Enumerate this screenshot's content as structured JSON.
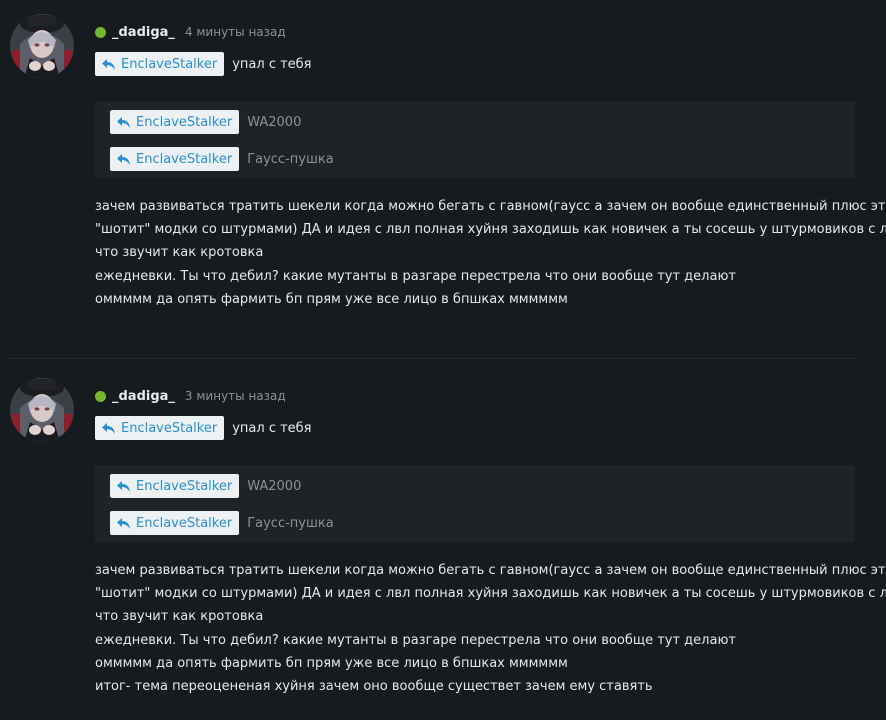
{
  "posts": [
    {
      "username": "_dadiga_",
      "time": "4 минуты назад",
      "reply": {
        "user": "EnclaveStalker",
        "text": "упал с тебя"
      },
      "quotes": [
        {
          "user": "EnclaveStalker",
          "text": "WA2000"
        },
        {
          "user": "EnclaveStalker",
          "text": "Гаусс-пушка"
        }
      ],
      "lines": [
        "зачем развиваться тратить шекели когда можно бегать с гавном(гаусс а зачем он вообще единственный плюс это",
        "\"шотит\" модки со штурмами) ДА и идея с лвл полная хуйня заходишь как новичек а ты сосешь у штурмовиков с лр а",
        "что звучит как кротовка",
        "ежедневки. Ты что дебил? какие мутанты в разгаре перестрела что они вообще тут делают",
        "оммммм да опять фармить бп прям уже все лицо в бпшках мммммм"
      ]
    },
    {
      "username": "_dadiga_",
      "time": "3 минуты назад",
      "reply": {
        "user": "EnclaveStalker",
        "text": "упал с тебя"
      },
      "quotes": [
        {
          "user": "EnclaveStalker",
          "text": "WA2000"
        },
        {
          "user": "EnclaveStalker",
          "text": "Гаусс-пушка"
        }
      ],
      "lines": [
        "зачем развиваться тратить шекели когда можно бегать с гавном(гаусс а зачем он вообще единственный плюс это",
        "\"шотит\" модки со штурмами) ДА и идея с лвл полная хуйня заходишь как новичек а ты сосешь у штурмовиков с лр а",
        "что звучит как кротовка",
        "ежедневки. Ты что дебил? какие мутанты в разгаре перестрела что они вообще тут делают",
        "оммммм да опять фармить бп прям уже все лицо в бпшках мммммм",
        "итог- тема переоцененая хуйня зачем оно вообще существет зачем ему ставять"
      ]
    }
  ],
  "colors": {
    "background": "#161b1f",
    "quote_background": "#1e2327",
    "online": "#74b72e",
    "chip_text": "#2a8fd0",
    "muted": "#8a9299"
  },
  "icons": {
    "reply": "reply-arrow-icon",
    "status": "online-status-icon"
  }
}
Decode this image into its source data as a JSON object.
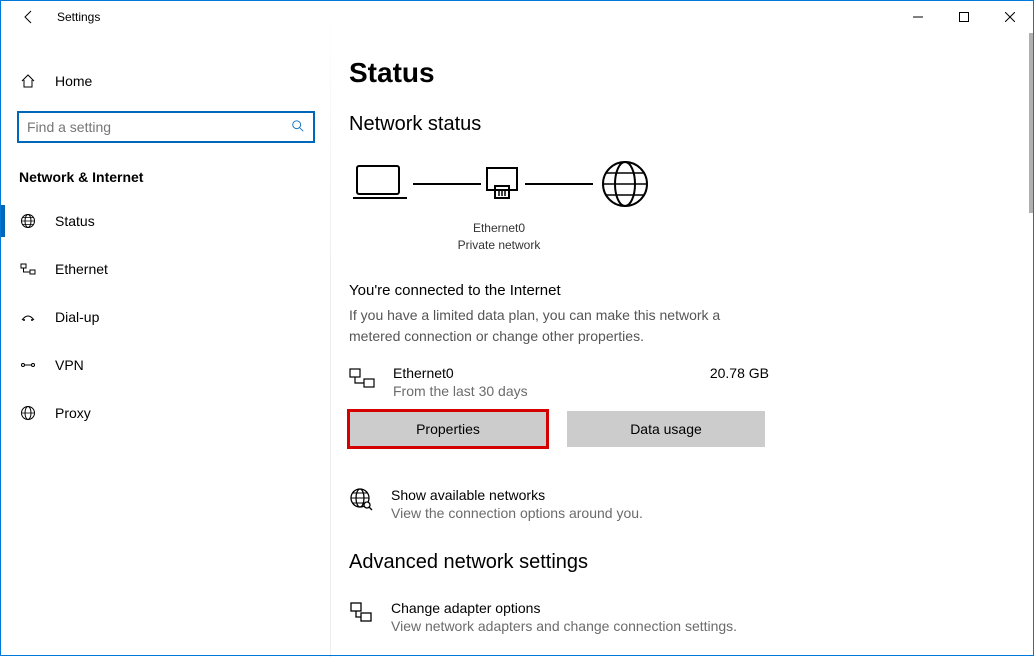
{
  "window": {
    "title": "Settings"
  },
  "sidebar": {
    "home": "Home",
    "search_placeholder": "Find a setting",
    "group": "Network & Internet",
    "items": [
      {
        "label": "Status"
      },
      {
        "label": "Ethernet"
      },
      {
        "label": "Dial-up"
      },
      {
        "label": "VPN"
      },
      {
        "label": "Proxy"
      }
    ]
  },
  "main": {
    "title": "Status",
    "section1": "Network status",
    "diagram": {
      "adapter": "Ethernet0",
      "network_type": "Private network"
    },
    "connected_title": "You're connected to the Internet",
    "connected_sub": "If you have a limited data plan, you can make this network a metered connection or change other properties.",
    "adapter": {
      "name": "Ethernet0",
      "sub": "From the last 30 days",
      "usage": "20.78 GB"
    },
    "buttons": {
      "properties": "Properties",
      "data_usage": "Data usage"
    },
    "available": {
      "title": "Show available networks",
      "sub": "View the connection options around you."
    },
    "section2": "Advanced network settings",
    "adapter_options": {
      "title": "Change adapter options",
      "sub": "View network adapters and change connection settings."
    }
  }
}
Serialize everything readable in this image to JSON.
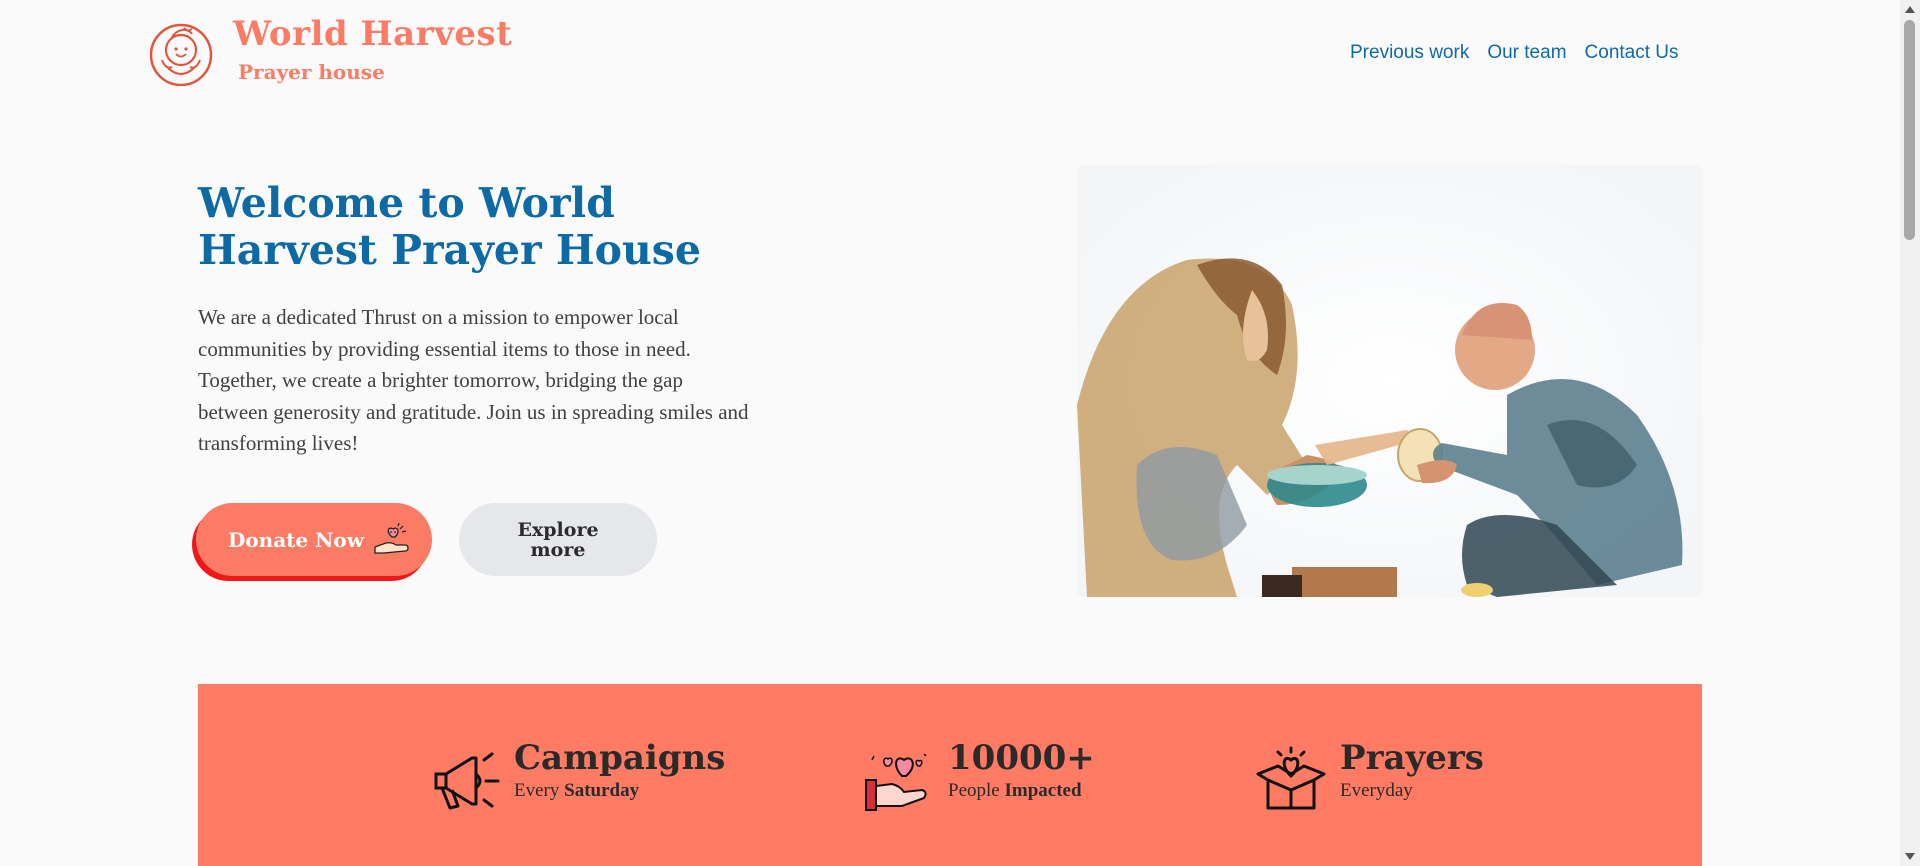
{
  "brand": {
    "title": "World Harvest",
    "subtitle": "Prayer house",
    "logo_icon": "smiling-child-logo",
    "accent_color": "#fb7b64"
  },
  "nav": {
    "items": [
      {
        "label": "Previous work"
      },
      {
        "label": "Our team"
      },
      {
        "label": "Contact Us"
      }
    ],
    "link_color": "#0e6aa4"
  },
  "hero": {
    "title": "Welcome to World Harvest Prayer House",
    "text": "We are a dedicated Thrust on a mission to empower local communities by providing essential items to those in need. Together, we create a brighter tomorrow, bridging the gap between generosity and gratitude. Join us in spreading smiles and transforming lives!",
    "donate_label": "Donate Now",
    "donate_icon": "heart-in-hand-icon",
    "explore_label": "Explore more",
    "image_icon": "watercolor-giving-illustration"
  },
  "stats": {
    "background": "#ff7b64",
    "items": [
      {
        "title": "Campaigns",
        "sub_prefix": "Every",
        "sub_bold": "Saturday",
        "icon": "megaphone-icon"
      },
      {
        "title": "10000+",
        "sub_prefix": "People",
        "sub_bold": "Impacted",
        "icon": "heart-hand-icon"
      },
      {
        "title": "Prayers",
        "sub_prefix": "Everyday",
        "sub_bold": "",
        "icon": "heart-box-icon"
      }
    ]
  }
}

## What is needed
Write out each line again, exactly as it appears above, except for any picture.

## Exercise output
Enumerate this screenshot's content as structured JSON.
{
  "posts": [
    {
      "username": "_dadiga_",
      "time": "4 минуты назад",
      "reply": {
        "user": "EnclaveStalker",
        "text": "упал с тебя"
      },
      "quotes": [
        {
          "user": "EnclaveStalker",
          "text": "WA2000"
        },
        {
          "user": "EnclaveStalker",
          "text": "Гаусс-пушка"
        }
      ],
      "lines": [
        "зачем развиваться тратить шекели когда можно бегать с гавном(гаусс а зачем он вообще единственный плюс это",
        "\"шотит\" модки со штурмами) ДА и идея с лвл полная хуйня заходишь как новичек а ты сосешь у штурмовиков с лр а",
        "что звучит как кротовка",
        "ежедневки. Ты что дебил? какие мутанты в разгаре перестрела что они вообще тут делают",
        "оммммм да опять фармить бп прям уже все лицо в бпшках мммммм"
      ]
    },
    {
      "username": "_dadiga_",
      "time": "3 минуты назад",
      "reply": {
        "user": "EnclaveStalker",
        "text": "упал с тебя"
      },
      "quotes": [
        {
          "user": "EnclaveStalker",
          "text": "WA2000"
        },
        {
          "user": "EnclaveStalker",
          "text": "Гаусс-пушка"
        }
      ],
      "lines": [
        "зачем развиваться тратить шекели когда можно бегать с гавном(гаусс а зачем он вообще единственный плюс это",
        "\"шотит\" модки со штурмами) ДА и идея с лвл полная хуйня заходишь как новичек а ты сосешь у штурмовиков с лр а",
        "что звучит как кротовка",
        "ежедневки. Ты что дебил? какие мутанты в разгаре перестрела что они вообще тут делают",
        "оммммм да опять фармить бп прям уже все лицо в бпшках мммммм",
        "итог- тема переоцененая хуйня зачем оно вообще существет зачем ему ставять"
      ]
    }
  ],
  "colors": {
    "background": "#161b1f",
    "quote_background": "#1e2327",
    "online": "#74b72e",
    "chip_text": "#2a8fd0",
    "muted": "#8a9299"
  },
  "icons": {
    "reply": "reply-arrow-icon",
    "status": "online-status-icon"
  }
}
Decode this image into its source data as a JSON object.
{
  "window": {
    "title": "Settings"
  },
  "sidebar": {
    "home": "Home",
    "search_placeholder": "Find a setting",
    "group": "Network & Internet",
    "items": [
      {
        "label": "Status"
      },
      {
        "label": "Ethernet"
      },
      {
        "label": "Dial-up"
      },
      {
        "label": "VPN"
      },
      {
        "label": "Proxy"
      }
    ]
  },
  "main": {
    "title": "Status",
    "section1": "Network status",
    "diagram": {
      "adapter": "Ethernet0",
      "network_type": "Private network"
    },
    "connected_title": "You're connected to the Internet",
    "connected_sub": "If you have a limited data plan, you can make this network a metered connection or change other properties.",
    "adapter": {
      "name": "Ethernet0",
      "sub": "From the last 30 days",
      "usage": "20.78 GB"
    },
    "buttons": {
      "properties": "Properties",
      "data_usage": "Data usage"
    },
    "available": {
      "title": "Show available networks",
      "sub": "View the connection options around you."
    },
    "section2": "Advanced network settings",
    "adapter_options": {
      "title": "Change adapter options",
      "sub": "View network adapters and change connection settings."
    }
  }
}
Serialize everything readable in this image to JSON.
{
  "brand": {
    "title": "World Harvest",
    "subtitle": "Prayer house",
    "logo_icon": "smiling-child-logo",
    "accent_color": "#fb7b64"
  },
  "nav": {
    "items": [
      {
        "label": "Previous work"
      },
      {
        "label": "Our team"
      },
      {
        "label": "Contact Us"
      }
    ],
    "link_color": "#0e6aa4"
  },
  "hero": {
    "title": "Welcome to World Harvest Prayer House",
    "text": "We are a dedicated Thrust on a mission to empower local communities by providing essential items to those in need. Together, we create a brighter tomorrow, bridging the gap between generosity and gratitude. Join us in spreading smiles and transforming lives!",
    "donate_label": "Donate Now",
    "donate_icon": "heart-in-hand-icon",
    "explore_label": "Explore more",
    "image_icon": "watercolor-giving-illustration"
  },
  "stats": {
    "background": "#ff7b64",
    "items": [
      {
        "title": "Campaigns",
        "sub_prefix": "Every",
        "sub_bold": "Saturday",
        "icon": "megaphone-icon"
      },
      {
        "title": "10000+",
        "sub_prefix": "People",
        "sub_bold": "Impacted",
        "icon": "heart-hand-icon"
      },
      {
        "title": "Prayers",
        "sub_prefix": "Everyday",
        "sub_bold": "",
        "icon": "heart-box-icon"
      }
    ]
  }
}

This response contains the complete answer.